Element data from apps and pages:
----------------

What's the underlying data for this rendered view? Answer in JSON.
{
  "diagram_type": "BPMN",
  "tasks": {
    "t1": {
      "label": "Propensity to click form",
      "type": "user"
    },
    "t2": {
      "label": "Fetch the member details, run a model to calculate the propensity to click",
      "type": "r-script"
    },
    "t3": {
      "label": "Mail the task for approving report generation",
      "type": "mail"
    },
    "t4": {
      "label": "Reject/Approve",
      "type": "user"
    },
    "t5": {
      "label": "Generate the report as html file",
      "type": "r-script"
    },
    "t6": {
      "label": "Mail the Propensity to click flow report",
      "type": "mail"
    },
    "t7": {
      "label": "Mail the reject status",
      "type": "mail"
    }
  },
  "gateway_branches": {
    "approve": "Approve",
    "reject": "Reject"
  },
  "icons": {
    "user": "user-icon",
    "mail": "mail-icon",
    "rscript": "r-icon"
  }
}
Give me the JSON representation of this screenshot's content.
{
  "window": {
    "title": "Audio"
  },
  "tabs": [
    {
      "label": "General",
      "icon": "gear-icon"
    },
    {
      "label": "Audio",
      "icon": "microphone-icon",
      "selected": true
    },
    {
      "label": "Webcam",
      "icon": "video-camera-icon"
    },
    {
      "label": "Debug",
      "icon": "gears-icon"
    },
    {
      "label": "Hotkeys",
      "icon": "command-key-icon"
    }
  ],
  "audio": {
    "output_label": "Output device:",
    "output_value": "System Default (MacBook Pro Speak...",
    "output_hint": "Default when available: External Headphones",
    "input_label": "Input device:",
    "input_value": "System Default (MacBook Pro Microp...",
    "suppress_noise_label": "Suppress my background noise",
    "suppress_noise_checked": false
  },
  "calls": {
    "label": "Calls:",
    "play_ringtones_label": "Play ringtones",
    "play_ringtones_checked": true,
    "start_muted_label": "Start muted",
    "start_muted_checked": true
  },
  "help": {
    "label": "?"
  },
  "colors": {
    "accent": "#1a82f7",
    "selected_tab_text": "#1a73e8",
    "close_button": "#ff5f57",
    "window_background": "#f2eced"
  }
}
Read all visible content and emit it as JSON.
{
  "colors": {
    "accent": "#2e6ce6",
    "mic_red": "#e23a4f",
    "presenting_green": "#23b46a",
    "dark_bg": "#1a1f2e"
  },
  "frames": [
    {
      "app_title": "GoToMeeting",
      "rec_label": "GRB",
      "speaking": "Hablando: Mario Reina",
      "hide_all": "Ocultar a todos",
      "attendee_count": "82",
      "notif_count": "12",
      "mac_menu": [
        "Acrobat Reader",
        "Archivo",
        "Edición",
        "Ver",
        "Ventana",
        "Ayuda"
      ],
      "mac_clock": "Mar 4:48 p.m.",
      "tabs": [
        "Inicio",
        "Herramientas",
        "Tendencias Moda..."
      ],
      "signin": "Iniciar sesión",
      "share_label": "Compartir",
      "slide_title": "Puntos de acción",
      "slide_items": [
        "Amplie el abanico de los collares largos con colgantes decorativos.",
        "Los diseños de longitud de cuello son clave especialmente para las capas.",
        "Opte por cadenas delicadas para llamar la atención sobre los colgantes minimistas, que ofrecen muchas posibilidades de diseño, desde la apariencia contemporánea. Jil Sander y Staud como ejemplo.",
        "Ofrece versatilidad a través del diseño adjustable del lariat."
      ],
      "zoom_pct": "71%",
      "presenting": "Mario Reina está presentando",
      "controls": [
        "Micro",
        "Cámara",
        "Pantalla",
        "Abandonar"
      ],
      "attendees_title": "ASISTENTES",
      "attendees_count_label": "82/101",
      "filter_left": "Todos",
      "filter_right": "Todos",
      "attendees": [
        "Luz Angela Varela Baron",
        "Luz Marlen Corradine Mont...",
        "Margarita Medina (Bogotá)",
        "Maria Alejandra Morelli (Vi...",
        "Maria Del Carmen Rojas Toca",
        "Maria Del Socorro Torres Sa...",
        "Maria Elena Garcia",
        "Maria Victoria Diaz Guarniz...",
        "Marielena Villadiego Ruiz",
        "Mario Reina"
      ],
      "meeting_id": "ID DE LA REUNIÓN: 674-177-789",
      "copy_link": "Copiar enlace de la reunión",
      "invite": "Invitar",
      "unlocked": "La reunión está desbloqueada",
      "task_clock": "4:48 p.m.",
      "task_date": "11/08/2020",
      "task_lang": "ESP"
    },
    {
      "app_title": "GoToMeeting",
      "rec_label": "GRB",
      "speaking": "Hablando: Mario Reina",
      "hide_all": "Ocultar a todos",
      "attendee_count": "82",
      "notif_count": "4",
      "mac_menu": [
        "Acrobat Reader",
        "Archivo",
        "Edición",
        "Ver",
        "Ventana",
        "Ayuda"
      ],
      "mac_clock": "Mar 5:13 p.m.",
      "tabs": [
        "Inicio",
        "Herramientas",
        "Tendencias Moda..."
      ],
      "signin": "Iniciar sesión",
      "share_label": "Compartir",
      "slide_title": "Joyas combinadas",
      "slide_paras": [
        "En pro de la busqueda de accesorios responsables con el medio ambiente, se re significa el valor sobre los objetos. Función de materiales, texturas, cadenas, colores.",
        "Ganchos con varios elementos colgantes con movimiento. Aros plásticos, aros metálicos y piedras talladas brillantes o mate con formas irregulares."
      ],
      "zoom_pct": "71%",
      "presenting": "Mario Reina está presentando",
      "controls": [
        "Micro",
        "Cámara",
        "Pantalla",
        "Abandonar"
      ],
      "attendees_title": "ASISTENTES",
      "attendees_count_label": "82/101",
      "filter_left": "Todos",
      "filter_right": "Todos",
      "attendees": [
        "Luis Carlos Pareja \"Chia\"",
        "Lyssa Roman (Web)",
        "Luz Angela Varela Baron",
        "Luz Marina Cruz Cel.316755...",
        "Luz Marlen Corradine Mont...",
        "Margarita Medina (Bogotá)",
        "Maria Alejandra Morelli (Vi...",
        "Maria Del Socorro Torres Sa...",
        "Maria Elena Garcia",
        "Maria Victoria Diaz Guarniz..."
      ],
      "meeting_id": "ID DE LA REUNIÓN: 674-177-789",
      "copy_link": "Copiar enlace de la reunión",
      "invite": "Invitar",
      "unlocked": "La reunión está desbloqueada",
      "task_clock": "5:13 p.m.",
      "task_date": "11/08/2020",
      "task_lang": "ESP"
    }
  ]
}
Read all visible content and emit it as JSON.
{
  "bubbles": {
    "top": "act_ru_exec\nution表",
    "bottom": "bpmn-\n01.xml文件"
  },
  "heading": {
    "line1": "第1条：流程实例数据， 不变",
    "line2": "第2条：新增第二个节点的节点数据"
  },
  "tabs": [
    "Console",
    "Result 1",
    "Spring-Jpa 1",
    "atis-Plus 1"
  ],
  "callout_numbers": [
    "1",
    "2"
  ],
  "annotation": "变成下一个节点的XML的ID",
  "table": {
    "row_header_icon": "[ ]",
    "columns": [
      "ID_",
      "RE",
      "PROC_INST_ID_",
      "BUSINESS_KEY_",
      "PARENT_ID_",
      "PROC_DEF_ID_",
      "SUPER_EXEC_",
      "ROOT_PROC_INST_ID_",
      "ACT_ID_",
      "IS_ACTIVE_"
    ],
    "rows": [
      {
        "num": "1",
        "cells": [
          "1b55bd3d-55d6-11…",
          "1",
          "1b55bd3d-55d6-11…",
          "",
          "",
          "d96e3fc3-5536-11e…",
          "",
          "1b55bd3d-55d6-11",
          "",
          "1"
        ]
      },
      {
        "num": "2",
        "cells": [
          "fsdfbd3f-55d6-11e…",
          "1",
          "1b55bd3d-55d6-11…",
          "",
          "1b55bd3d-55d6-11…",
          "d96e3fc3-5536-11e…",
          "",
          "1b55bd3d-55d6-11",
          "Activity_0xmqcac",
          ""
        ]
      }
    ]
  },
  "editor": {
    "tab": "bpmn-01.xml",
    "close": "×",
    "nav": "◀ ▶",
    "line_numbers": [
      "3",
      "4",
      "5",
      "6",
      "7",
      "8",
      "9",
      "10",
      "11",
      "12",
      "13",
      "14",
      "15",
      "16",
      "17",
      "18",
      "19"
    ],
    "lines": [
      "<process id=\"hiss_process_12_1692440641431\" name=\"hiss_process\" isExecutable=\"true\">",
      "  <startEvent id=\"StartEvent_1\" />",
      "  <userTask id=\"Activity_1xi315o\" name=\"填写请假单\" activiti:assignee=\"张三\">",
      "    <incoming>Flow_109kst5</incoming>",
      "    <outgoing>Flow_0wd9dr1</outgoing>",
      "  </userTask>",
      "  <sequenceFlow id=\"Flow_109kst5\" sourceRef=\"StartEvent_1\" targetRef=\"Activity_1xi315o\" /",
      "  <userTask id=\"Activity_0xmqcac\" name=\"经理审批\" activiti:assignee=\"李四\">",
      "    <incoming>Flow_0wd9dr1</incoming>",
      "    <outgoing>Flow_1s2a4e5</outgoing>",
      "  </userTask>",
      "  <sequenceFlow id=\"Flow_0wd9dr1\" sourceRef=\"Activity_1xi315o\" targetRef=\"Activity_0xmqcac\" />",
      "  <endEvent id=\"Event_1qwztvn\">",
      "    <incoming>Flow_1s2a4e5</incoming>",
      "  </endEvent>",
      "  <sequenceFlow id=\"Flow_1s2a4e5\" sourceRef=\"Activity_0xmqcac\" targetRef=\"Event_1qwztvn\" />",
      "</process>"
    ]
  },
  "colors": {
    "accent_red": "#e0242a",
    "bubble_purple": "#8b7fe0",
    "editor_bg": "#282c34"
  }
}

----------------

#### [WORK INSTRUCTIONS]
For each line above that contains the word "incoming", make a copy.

#### [REPLY TO THE TASK]
      "    <incoming>Flow_109kst5</incoming>",
      "    <incoming>Flow_0wd9dr1</incoming>",
      "    <incoming>Flow_1s2a4e5</incoming>",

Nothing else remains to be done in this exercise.